Intermediate Reading Course. Section 1: The Basics
Dealing with Vocabulary in Reading
Instructions. Based on this lesson (including the videos), answer each of the following questions in the space provided.
When you are finished, click “Answer” to check your answer.
Note. Your answers will not be submitted. When you leave this page, they will be deleted.
1. How can poor vocabulary affect your reading?
You can still understand what you are reading fairly well, but running into many unknown words can affect your reading fluency and comprehension.
Poor vocabulary has an even more negative impact on your reading if you keep interrupting your reading to look words up.
2. How does having good vocabulary help you communicate?
You can understand what people are saying.
You can express your ideas clearly, precisely, and efficiently because you have more word choices.
You can navigate the social environment and switch linguistic registers.
You can write better—you have word choice to communicate your ideas better when you write.
3. Give examples of situations where you need to use different linguistic registers.
Below are a few examples of situations where you need to use different linguistic registers:
Talking to friends and family.
Talking to people in a business (e.g., a clothing store or supermarket).
Talking to people in a professional setting.
Talking to professors and students in an academic setting.

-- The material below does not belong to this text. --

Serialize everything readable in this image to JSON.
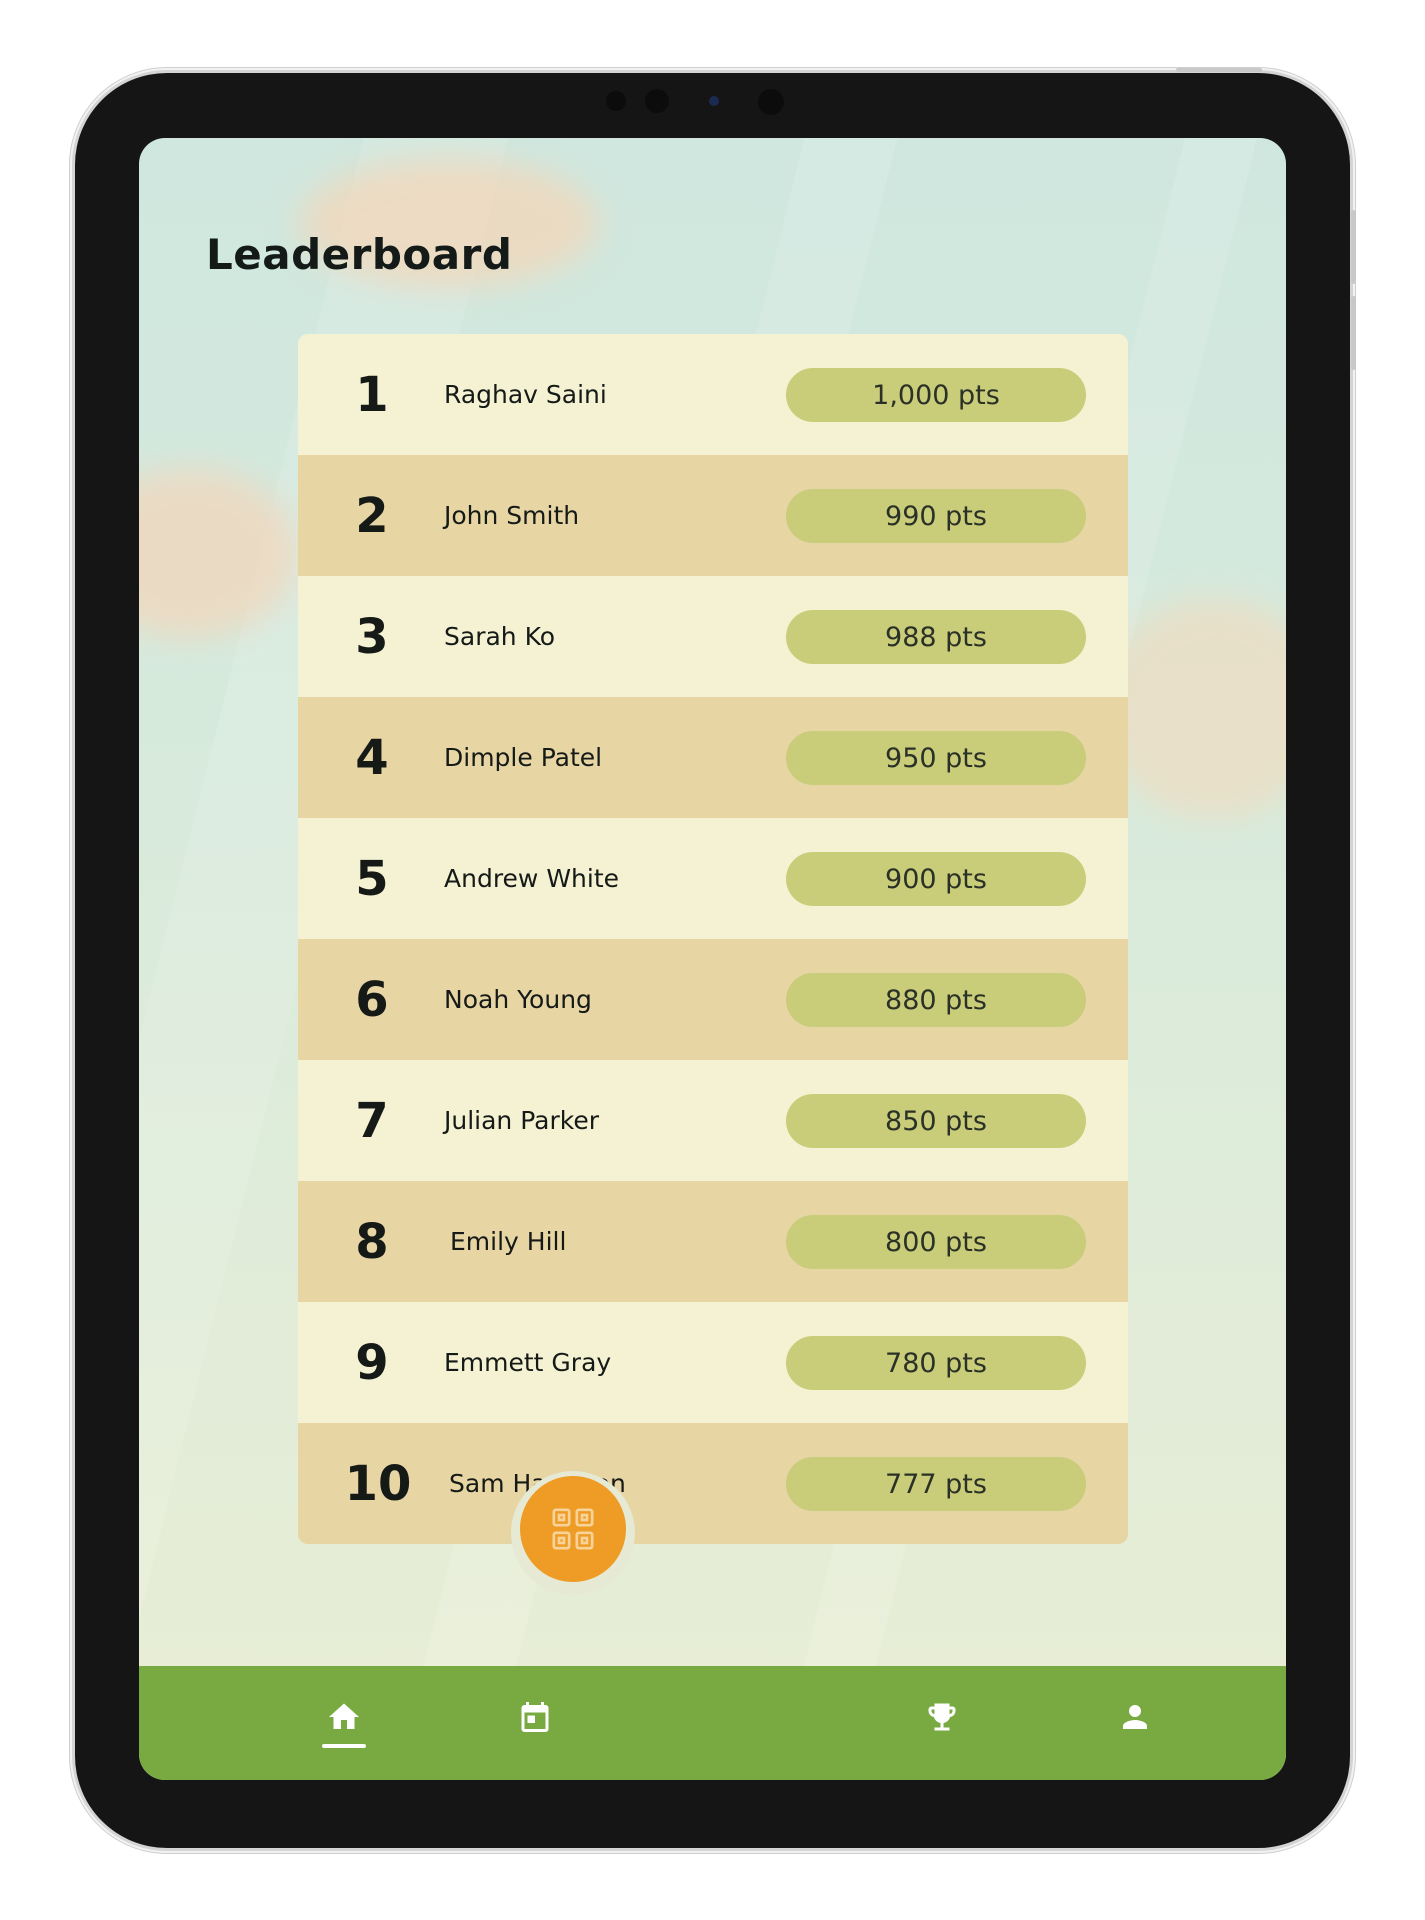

4. Explain this excerpt from the lesson: “We sometimes use a passage to study the vocabulary in it. When you do that, you must keep in mind that you are not reading the passage.”
The purpose of reading is to understand the content. When you use a passage to study vocabulary, you end up focusing on the vocabulary, not on what the writer wants to communicate.
In addition, when you look words up, you interrupt the flow of information in the text, that is, you disconnect from the ideas the writer is communicating to you in writing.
5. Why do people who read a lot usually have good vocabularies?
When you see a new word while reading, you will probably forget it very soon. If you read a lot, there is a chance you may see that word again. After seeing that word a few times, you end up learning it.
6. If you do read to help with vocabulary development, what types of passages are best suited for it?
You should read passages that are neither too difficult nor too easy. If they are too difficult, you will be frustrated. If they are too easy, you may lose interest and you will already know the vocabulary.
Back to the lesson
You’re all done. Congratulations!
Thanks to our supporters!
This material has been made possible by supporters like you. Learn how you can support us.
“What should I learn next?”
Have you completed Activity 2 yet?
Thank you for Supporting Snap Language
Snap Language supporters make the creation of these materials possible.
Learn how you can support our work, get perks, and help us continue creating high-quality materials.
You can support us by simply white-listing this site.
Back to Catalog
More reading lessons